*PROVIDED INFORMATION*
[Start of Attachment]

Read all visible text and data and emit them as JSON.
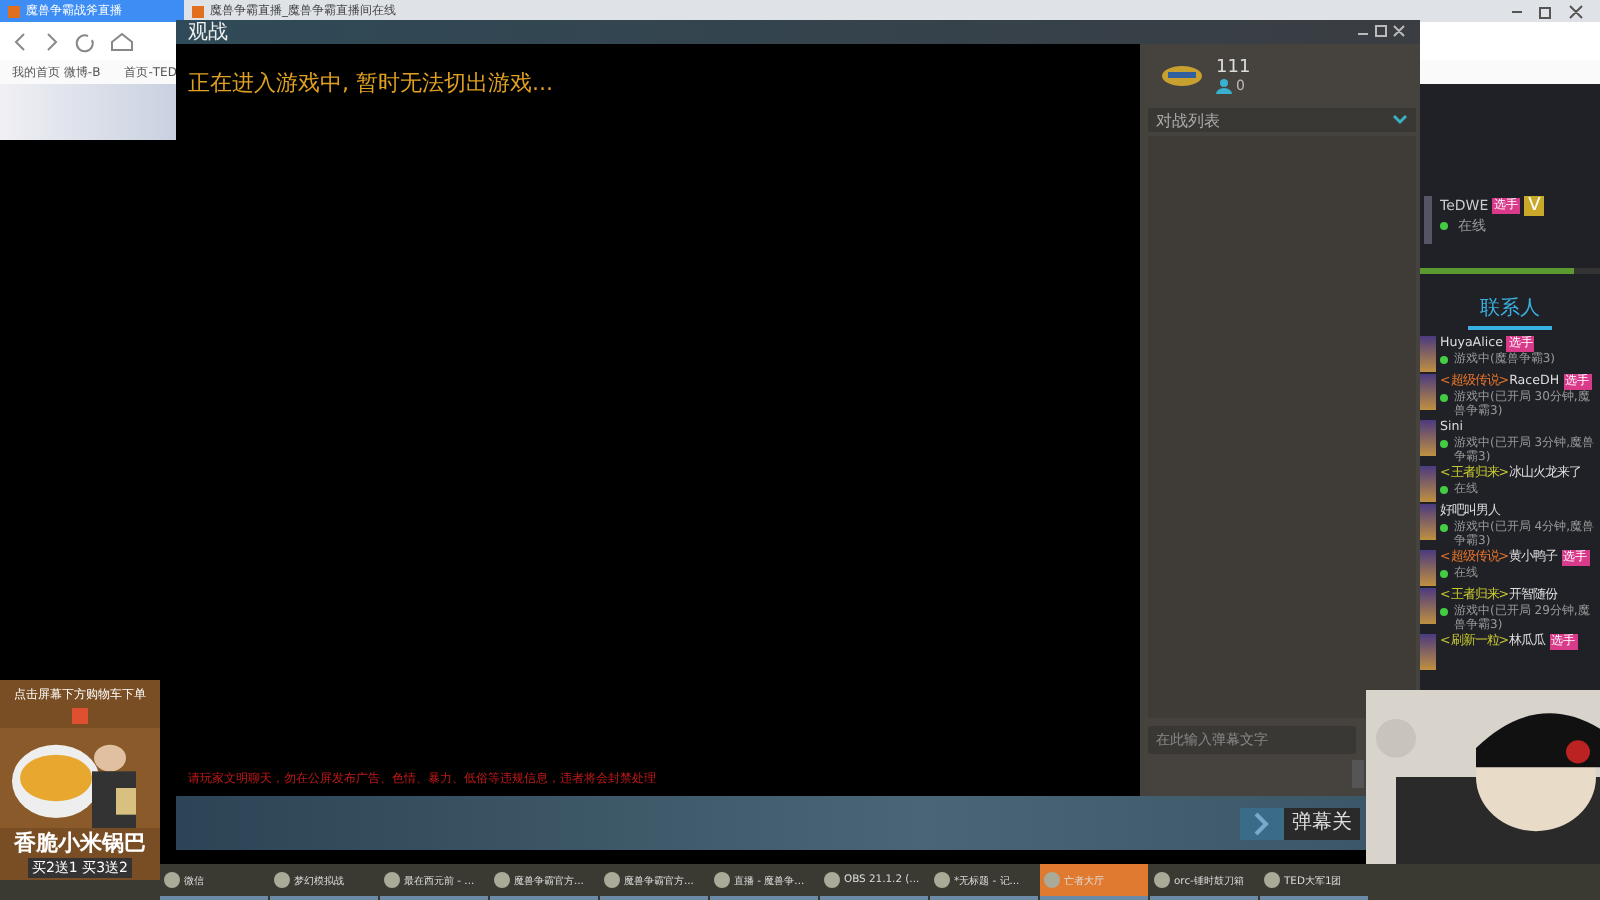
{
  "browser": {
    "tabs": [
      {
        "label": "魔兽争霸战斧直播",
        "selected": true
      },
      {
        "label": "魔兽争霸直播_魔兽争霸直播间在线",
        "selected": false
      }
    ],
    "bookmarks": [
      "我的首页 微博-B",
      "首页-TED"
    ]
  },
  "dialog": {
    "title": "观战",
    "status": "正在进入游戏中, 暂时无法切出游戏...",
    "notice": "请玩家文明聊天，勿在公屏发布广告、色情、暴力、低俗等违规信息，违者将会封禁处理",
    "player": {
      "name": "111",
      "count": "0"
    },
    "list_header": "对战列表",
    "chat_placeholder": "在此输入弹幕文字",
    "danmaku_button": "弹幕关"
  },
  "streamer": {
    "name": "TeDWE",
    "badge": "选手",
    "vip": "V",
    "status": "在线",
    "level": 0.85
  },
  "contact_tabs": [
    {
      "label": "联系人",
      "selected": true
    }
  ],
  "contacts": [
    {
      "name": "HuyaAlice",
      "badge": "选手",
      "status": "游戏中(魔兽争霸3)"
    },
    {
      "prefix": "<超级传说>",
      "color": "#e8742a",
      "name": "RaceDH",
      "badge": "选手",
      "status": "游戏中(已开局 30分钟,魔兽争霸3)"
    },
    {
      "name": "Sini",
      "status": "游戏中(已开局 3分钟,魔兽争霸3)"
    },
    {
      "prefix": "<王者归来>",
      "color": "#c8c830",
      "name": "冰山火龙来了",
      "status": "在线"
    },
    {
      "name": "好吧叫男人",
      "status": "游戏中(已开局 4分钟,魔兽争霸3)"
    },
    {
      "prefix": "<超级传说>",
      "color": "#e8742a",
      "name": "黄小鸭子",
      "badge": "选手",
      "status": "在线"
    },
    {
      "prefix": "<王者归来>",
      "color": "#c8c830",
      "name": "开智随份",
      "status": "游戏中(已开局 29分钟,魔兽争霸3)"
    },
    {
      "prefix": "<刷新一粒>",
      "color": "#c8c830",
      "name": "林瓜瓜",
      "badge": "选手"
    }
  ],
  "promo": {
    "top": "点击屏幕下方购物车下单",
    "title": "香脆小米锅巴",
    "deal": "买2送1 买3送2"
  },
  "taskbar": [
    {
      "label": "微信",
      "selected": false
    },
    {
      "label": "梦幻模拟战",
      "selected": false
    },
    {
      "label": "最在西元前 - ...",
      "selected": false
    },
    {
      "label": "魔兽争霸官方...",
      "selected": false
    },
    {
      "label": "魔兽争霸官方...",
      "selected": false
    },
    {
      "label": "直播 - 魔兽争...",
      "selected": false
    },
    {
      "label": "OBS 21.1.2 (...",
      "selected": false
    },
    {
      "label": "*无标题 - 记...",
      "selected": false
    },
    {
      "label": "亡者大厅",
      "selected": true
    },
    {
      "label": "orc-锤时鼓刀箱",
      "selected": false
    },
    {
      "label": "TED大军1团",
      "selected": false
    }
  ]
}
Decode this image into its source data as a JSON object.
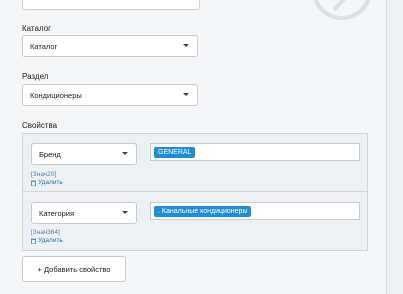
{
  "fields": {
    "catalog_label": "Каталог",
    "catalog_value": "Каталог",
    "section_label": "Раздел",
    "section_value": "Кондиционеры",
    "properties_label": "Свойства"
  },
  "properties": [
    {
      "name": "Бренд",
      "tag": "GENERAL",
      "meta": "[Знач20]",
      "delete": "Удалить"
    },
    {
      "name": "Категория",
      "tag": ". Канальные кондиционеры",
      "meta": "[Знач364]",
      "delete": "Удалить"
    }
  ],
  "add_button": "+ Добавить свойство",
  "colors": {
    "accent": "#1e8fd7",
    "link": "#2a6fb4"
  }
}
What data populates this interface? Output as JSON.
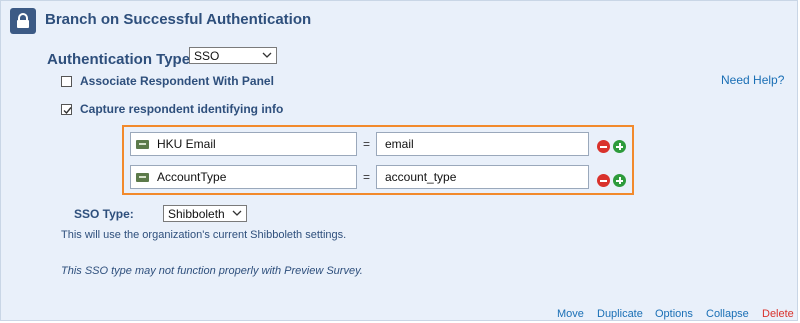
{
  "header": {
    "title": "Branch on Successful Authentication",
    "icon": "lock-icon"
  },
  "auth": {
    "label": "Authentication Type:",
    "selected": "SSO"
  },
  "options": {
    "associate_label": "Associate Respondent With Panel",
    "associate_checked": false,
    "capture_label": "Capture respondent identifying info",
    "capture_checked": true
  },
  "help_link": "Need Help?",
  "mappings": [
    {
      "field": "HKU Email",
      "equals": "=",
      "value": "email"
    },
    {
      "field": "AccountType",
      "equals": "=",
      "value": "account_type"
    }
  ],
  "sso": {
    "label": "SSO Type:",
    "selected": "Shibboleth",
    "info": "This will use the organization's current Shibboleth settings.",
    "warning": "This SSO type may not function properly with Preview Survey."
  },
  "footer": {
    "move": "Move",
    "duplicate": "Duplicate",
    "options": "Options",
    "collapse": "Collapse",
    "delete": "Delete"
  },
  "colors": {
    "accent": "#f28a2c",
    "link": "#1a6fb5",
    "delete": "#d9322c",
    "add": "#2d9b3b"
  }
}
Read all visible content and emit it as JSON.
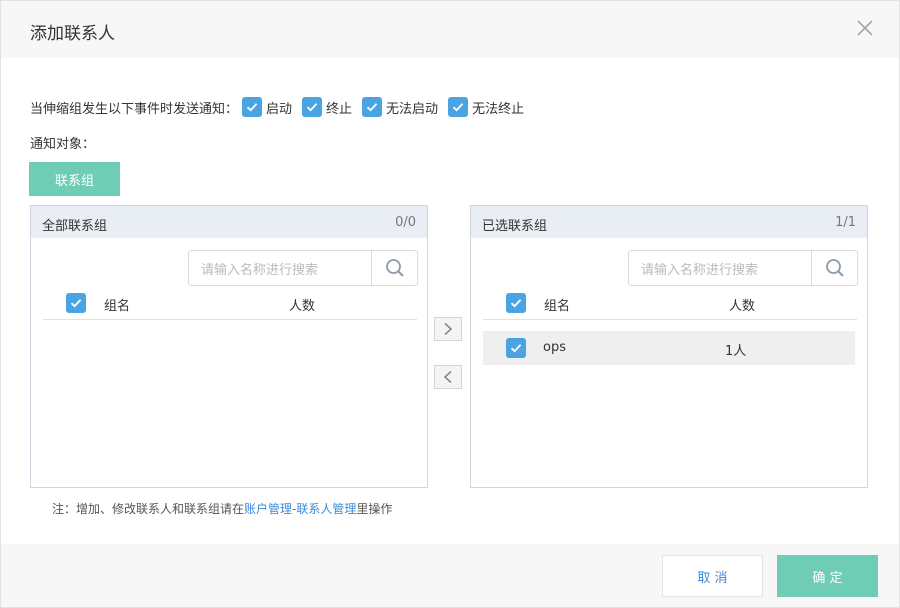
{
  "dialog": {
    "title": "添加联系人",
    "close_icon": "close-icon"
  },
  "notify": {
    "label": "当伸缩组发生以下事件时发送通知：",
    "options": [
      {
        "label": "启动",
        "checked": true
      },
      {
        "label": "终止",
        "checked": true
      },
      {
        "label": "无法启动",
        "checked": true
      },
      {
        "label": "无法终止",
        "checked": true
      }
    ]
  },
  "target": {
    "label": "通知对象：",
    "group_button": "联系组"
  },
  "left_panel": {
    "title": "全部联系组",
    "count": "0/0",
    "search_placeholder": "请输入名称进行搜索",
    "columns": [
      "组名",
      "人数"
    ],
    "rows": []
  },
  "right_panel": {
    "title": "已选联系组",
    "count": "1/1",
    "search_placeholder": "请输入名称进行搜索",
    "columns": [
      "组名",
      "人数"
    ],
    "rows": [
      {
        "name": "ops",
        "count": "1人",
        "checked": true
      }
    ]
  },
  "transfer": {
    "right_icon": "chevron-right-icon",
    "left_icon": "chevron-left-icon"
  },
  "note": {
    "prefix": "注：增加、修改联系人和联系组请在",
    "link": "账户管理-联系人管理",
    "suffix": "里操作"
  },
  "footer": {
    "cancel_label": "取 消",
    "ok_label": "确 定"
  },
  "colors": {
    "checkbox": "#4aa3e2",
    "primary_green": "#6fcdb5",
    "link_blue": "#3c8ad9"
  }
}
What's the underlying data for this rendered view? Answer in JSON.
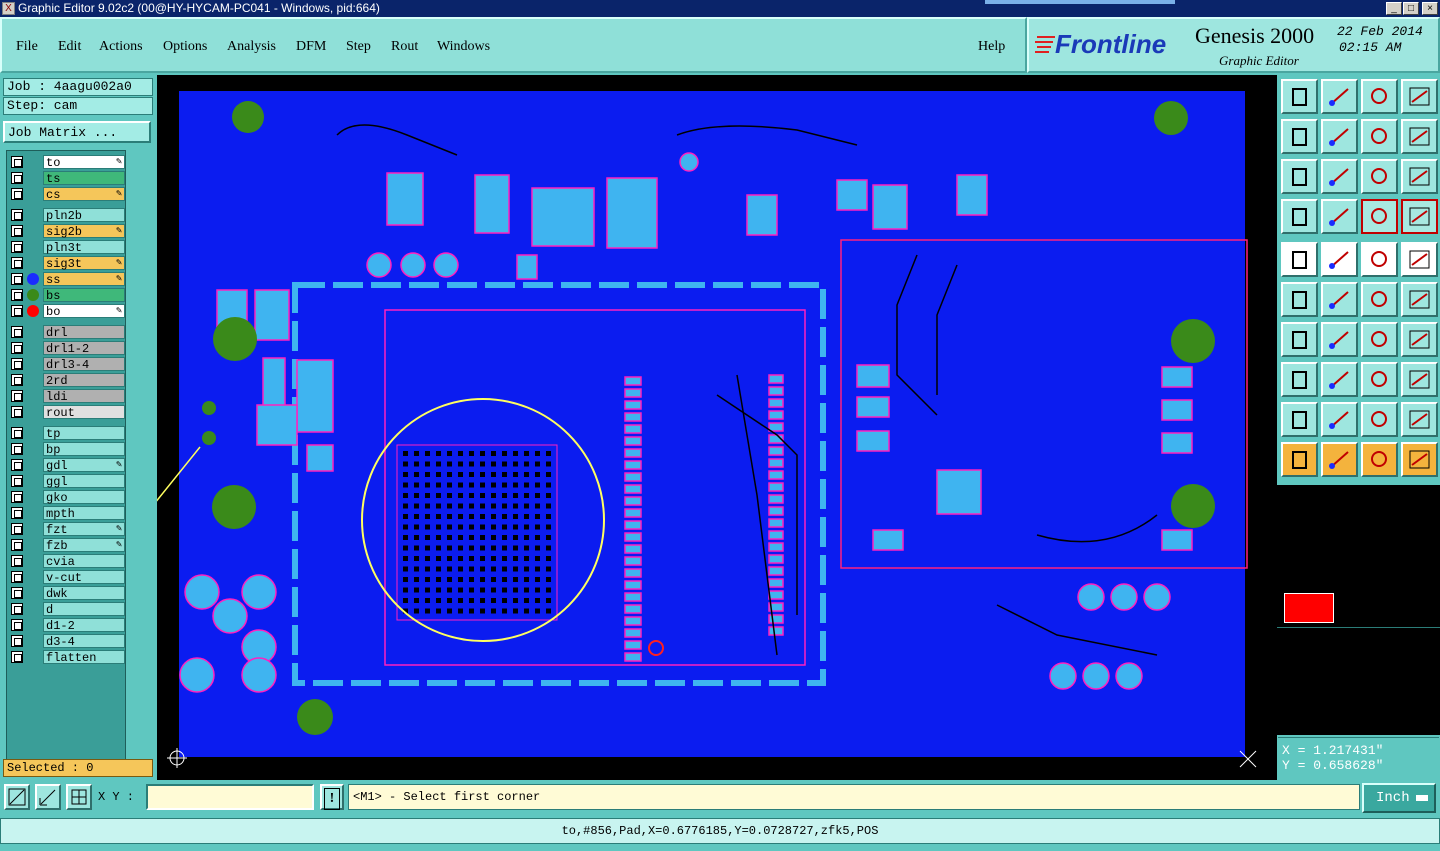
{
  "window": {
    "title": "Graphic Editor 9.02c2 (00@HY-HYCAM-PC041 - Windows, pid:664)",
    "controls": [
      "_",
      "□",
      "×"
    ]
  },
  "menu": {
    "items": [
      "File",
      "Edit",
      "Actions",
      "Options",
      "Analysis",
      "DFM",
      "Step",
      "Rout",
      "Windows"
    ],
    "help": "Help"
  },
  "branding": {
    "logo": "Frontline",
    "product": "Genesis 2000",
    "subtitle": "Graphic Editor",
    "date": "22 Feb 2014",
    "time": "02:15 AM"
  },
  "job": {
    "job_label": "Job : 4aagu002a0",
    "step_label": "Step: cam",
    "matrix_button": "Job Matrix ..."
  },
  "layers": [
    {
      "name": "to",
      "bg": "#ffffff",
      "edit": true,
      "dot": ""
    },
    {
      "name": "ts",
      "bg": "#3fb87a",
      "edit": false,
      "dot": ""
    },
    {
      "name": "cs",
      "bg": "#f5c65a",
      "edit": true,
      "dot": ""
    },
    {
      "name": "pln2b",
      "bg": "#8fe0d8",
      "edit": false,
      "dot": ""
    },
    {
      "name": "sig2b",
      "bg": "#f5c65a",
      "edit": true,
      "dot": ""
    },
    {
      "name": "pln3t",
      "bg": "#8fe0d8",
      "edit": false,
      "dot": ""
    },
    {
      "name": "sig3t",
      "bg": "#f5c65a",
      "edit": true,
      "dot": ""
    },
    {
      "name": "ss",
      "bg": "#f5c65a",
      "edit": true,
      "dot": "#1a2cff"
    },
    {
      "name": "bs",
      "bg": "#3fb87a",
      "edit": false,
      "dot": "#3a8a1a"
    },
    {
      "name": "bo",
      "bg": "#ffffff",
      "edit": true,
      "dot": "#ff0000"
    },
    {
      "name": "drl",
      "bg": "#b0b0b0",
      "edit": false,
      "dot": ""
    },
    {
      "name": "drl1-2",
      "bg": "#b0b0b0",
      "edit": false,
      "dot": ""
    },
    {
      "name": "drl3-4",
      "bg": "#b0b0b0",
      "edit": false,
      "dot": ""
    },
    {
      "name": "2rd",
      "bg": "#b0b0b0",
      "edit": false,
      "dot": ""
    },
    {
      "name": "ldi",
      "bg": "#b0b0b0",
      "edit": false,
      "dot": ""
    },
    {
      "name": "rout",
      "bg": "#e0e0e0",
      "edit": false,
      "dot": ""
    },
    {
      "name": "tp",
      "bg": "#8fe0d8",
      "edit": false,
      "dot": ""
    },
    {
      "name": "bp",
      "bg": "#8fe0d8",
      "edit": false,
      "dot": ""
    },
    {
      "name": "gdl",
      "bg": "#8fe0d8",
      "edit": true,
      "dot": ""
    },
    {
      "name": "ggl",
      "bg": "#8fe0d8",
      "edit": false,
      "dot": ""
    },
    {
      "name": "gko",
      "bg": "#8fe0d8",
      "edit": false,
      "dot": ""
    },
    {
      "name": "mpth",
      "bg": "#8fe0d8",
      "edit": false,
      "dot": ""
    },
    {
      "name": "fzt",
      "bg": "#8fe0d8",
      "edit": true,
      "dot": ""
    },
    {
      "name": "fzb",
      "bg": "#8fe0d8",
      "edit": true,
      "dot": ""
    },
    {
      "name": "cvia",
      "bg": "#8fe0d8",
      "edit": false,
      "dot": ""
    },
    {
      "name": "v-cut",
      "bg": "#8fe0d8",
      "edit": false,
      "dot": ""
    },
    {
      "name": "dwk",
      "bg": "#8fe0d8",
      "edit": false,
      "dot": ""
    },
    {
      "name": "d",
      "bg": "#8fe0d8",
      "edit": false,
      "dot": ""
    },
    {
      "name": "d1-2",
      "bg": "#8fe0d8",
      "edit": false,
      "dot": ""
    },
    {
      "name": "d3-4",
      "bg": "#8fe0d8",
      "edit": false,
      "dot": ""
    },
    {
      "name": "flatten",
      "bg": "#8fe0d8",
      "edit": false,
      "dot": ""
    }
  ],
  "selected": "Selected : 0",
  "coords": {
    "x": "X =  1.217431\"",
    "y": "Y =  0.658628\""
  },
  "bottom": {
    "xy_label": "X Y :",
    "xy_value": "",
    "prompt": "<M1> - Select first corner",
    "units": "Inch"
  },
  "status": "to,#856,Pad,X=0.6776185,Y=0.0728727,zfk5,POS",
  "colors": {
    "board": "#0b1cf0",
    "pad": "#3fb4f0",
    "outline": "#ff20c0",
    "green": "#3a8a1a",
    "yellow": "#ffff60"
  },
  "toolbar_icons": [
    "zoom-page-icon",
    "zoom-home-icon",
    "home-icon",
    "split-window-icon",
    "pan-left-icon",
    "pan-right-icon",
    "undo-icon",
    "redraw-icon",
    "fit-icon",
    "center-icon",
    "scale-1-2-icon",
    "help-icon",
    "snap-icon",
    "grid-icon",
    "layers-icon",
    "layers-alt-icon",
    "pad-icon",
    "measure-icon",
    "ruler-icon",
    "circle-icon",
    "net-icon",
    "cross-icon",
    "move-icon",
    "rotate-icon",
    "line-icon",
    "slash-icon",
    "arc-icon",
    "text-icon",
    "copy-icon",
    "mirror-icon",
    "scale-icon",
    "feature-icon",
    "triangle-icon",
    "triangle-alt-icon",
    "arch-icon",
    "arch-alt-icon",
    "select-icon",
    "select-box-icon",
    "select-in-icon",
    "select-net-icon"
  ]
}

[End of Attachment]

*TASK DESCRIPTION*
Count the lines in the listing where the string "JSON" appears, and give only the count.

*THE ANSWER*
5